# Records supplied
-=-=-
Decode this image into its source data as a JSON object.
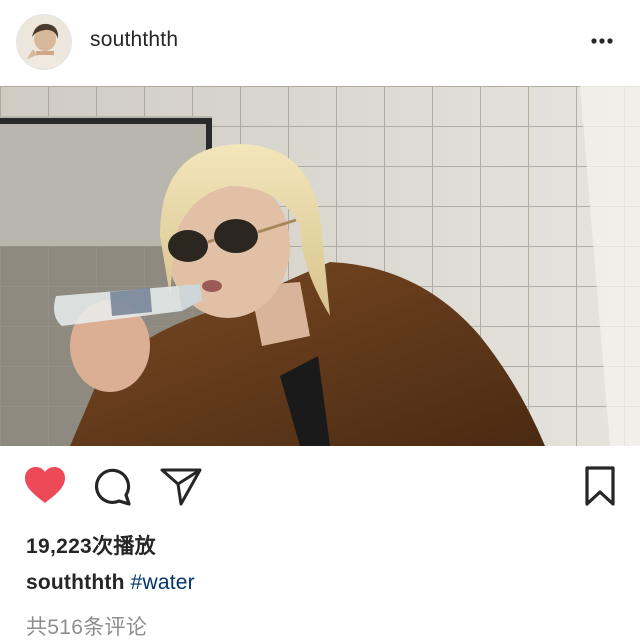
{
  "post": {
    "username": "souththth",
    "views_text": "19,223次播放",
    "caption": {
      "username": "souththth",
      "hashtag": "#water"
    },
    "comments_text": "共516条评论"
  },
  "icons": {
    "like": "heart-filled-icon",
    "comment": "comment-bubble-icon",
    "share": "paper-plane-icon",
    "save": "bookmark-icon",
    "more": "more-horizontal-icon"
  },
  "colors": {
    "heart": "#ed4956",
    "hashtag": "#003569",
    "comments": "#8e8e8e",
    "text": "#262626"
  }
}
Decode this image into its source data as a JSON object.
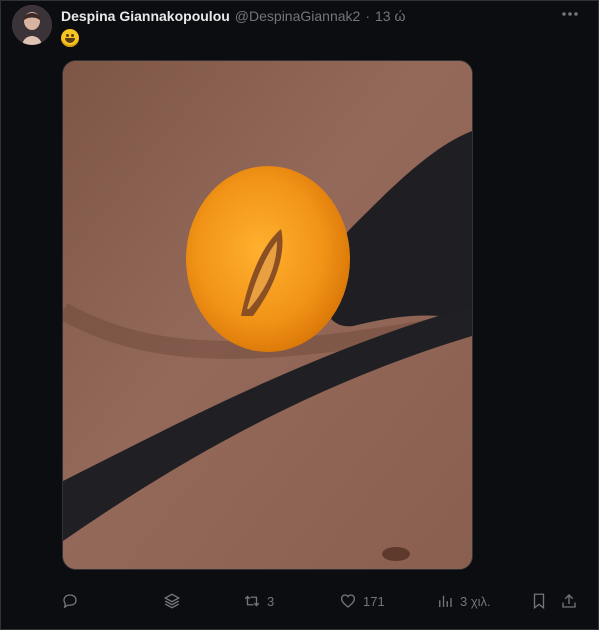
{
  "tweet": {
    "author_name": "Despina Giannakopoulou",
    "author_handle": "@DespinaGiannak2",
    "separator": "·",
    "time": "13 ώ",
    "avatar_icon": "profile-avatar",
    "emoji_icon": "grinning-face-emoji",
    "media_icon": "photo-peach-swimsuit"
  },
  "actions": {
    "reply": {
      "icon": "reply-icon",
      "count": ""
    },
    "grok": {
      "icon": "layers-icon"
    },
    "retweet": {
      "icon": "retweet-icon",
      "count": "3"
    },
    "like": {
      "icon": "heart-icon",
      "count": "171"
    },
    "views": {
      "icon": "views-icon",
      "count": "3 χιλ."
    },
    "bookmark": {
      "icon": "bookmark-icon"
    },
    "share": {
      "icon": "share-icon"
    }
  },
  "colors": {
    "background": "#0b0d10",
    "text": "#e7e9ea",
    "muted": "#71767b",
    "border": "#2f3336"
  }
}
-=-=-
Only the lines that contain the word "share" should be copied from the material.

    "share": "paper-plane-icon",
    "share": {
      "icon": "share-icon"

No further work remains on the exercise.